My paternal grandmother was forced by the church and her environment, to give birth to 21 children. Yes, twenty-one, this not a typo. She only learned to read and write in her fifties when her kids were all grown up.
She was forced again, by the state and the church, to take care of her violent and alcoholic ailing husband who had deserted her and her 12 living children. This, until he passed seven years later.
On the day my mom was born, neither her, nor her mom, had the right to vote in their home province. It would take another 5 years for that right to finally be bestowed.
Mom also had to leave school in the 6th grade to take care of her ailing mother, because that was what girls had to do in the late forties.
My aunt was raped and forced (should I mention the church again?) to carry to term her baby. All heart, her mom adopted the boy as her own, a pretty rare occurrence. Nonetheless, my aunt never recovered from the terrible way society viewed her.
Myself, I was followed, harassed and assaulted (I’ll leave the darkest parts for another day) and spent my whole working life being underestimated, patronized, and skipped over for opportunities and promotions.
In 2000, the avant-garde organisation I worked for did a salary review.

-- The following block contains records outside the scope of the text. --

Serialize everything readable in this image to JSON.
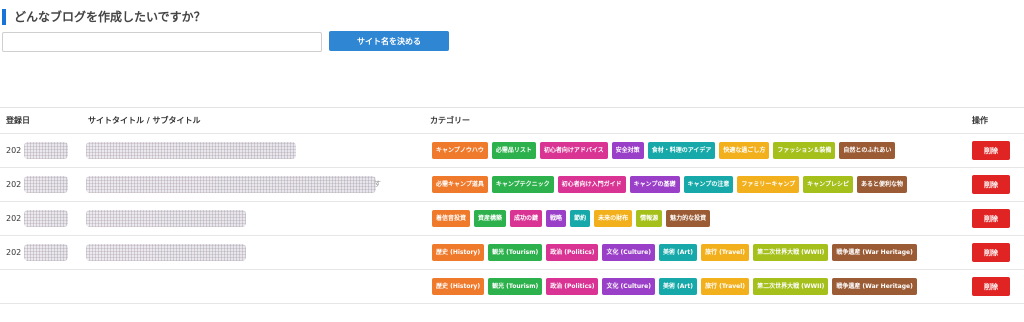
{
  "form": {
    "heading": "どんなブログを作成したいですか？",
    "input_value": "",
    "input_placeholder": "",
    "submit_label": "サイト名を決める"
  },
  "colors": {
    "accent": "#1a73d9",
    "button": "#2f86d3",
    "delete": "#e02424",
    "orange": "#f07a2c",
    "green": "#2db14c",
    "magenta": "#d93394",
    "purple": "#9a3fc7",
    "teal": "#17a9a9",
    "amber": "#f2b01d",
    "lime": "#a5bf1b",
    "brown": "#9a5b35"
  },
  "table": {
    "headers": {
      "date": "登録日",
      "title": "サイトタイトル / サブタイトル",
      "category": "カテゴリー",
      "action": "操作"
    },
    "rows": [
      {
        "date": "202",
        "title_suffix": "",
        "tags": [
          {
            "label": "キャンプノウハウ",
            "color": "#f07a2c"
          },
          {
            "label": "必需品リスト",
            "color": "#2db14c"
          },
          {
            "label": "初心者向けアドバイス",
            "color": "#d93394"
          },
          {
            "label": "安全対策",
            "color": "#9a3fc7"
          },
          {
            "label": "食材・料理のアイデア",
            "color": "#17a9a9"
          },
          {
            "label": "快適な過ごし方",
            "color": "#f2b01d"
          },
          {
            "label": "ファッション＆装備",
            "color": "#a5bf1b"
          },
          {
            "label": "自然とのふれあい",
            "color": "#9a5b35"
          }
        ],
        "delete_label": "削除"
      },
      {
        "date": "202",
        "title_suffix": "す",
        "tags": [
          {
            "label": "必需キャンプ道具",
            "color": "#f07a2c"
          },
          {
            "label": "キャンプテクニック",
            "color": "#2db14c"
          },
          {
            "label": "初心者向け入門ガイド",
            "color": "#d93394"
          },
          {
            "label": "キャンプの基礎",
            "color": "#9a3fc7"
          },
          {
            "label": "キャンプの注意",
            "color": "#17a9a9"
          },
          {
            "label": "ファミリーキャンプ",
            "color": "#f2b01d"
          },
          {
            "label": "キャンプレシピ",
            "color": "#a5bf1b"
          },
          {
            "label": "あると便利な物",
            "color": "#9a5b35"
          }
        ],
        "delete_label": "削除"
      },
      {
        "date": "202",
        "title_suffix": "",
        "tags": [
          {
            "label": "着信音投資",
            "color": "#f07a2c"
          },
          {
            "label": "資産構築",
            "color": "#2db14c"
          },
          {
            "label": "成功の鍵",
            "color": "#d93394"
          },
          {
            "label": "戦略",
            "color": "#9a3fc7"
          },
          {
            "label": "節約",
            "color": "#17a9a9"
          },
          {
            "label": "未来の財布",
            "color": "#f2b01d"
          },
          {
            "label": "情報源",
            "color": "#a5bf1b"
          },
          {
            "label": "魅力的な投資",
            "color": "#9a5b35"
          }
        ],
        "delete_label": "削除"
      },
      {
        "date": "202",
        "title_suffix": "",
        "tags": [
          {
            "label": "歴史 (History)",
            "color": "#f07a2c"
          },
          {
            "label": "観光 (Tourism)",
            "color": "#2db14c"
          },
          {
            "label": "政治 (Politics)",
            "color": "#d93394"
          },
          {
            "label": "文化 (Culture)",
            "color": "#9a3fc7"
          },
          {
            "label": "美術 (Art)",
            "color": "#17a9a9"
          },
          {
            "label": "旅行 (Travel)",
            "color": "#f2b01d"
          },
          {
            "label": "第二次世界大戦 (WWII)",
            "color": "#a5bf1b"
          },
          {
            "label": "戦争遺産 (War Heritage)",
            "color": "#9a5b35"
          }
        ],
        "delete_label": "削除"
      },
      {
        "date": "",
        "title_suffix": "",
        "tags": [
          {
            "label": "歴史 (History)",
            "color": "#f07a2c"
          },
          {
            "label": "観光 (Tourism)",
            "color": "#2db14c"
          },
          {
            "label": "政治 (Politics)",
            "color": "#d93394"
          },
          {
            "label": "文化 (Culture)",
            "color": "#9a3fc7"
          },
          {
            "label": "美術 (Art)",
            "color": "#17a9a9"
          },
          {
            "label": "旅行 (Travel)",
            "color": "#f2b01d"
          },
          {
            "label": "第二次世界大戦 (WWII)",
            "color": "#a5bf1b"
          },
          {
            "label": "戦争遺産 (War Heritage)",
            "color": "#9a5b35"
          }
        ],
        "delete_label": "削除"
      }
    ]
  }
}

The results gave me and my female colleague a lump sum of $21,000 to compensate for continuous, discriminatory under payment in salary.
I was 46 years old before I finally got to work for an organisation led by a woman. I had then been in the job market for 28 years. 28 years.
Through all of the memories of the past and the development of my personal situation, I never, ever thought that young women would still be fighting for themselves, their bodies, and their rights in 2017.
I am heartbroken.
All the talks, all the progress, all the advances (Canada now has a 50% female Cabinet for instance), mean so little in the end.
By the way this new President is normalized and presented by citizens and network media, the self-professed “greatest country in the world” (per Hillary Clinton, Barrack and Michelle Obama just a few months ago (!)) is telling women to go back to the kitchen, keep silent, condone sexual harassment and assault, and just smile and look pretty.
Marches like the ones of today, are loudly and clearly telling the world that engaged citizens will not stand for it.
So here’s hoping (once again) for a better future.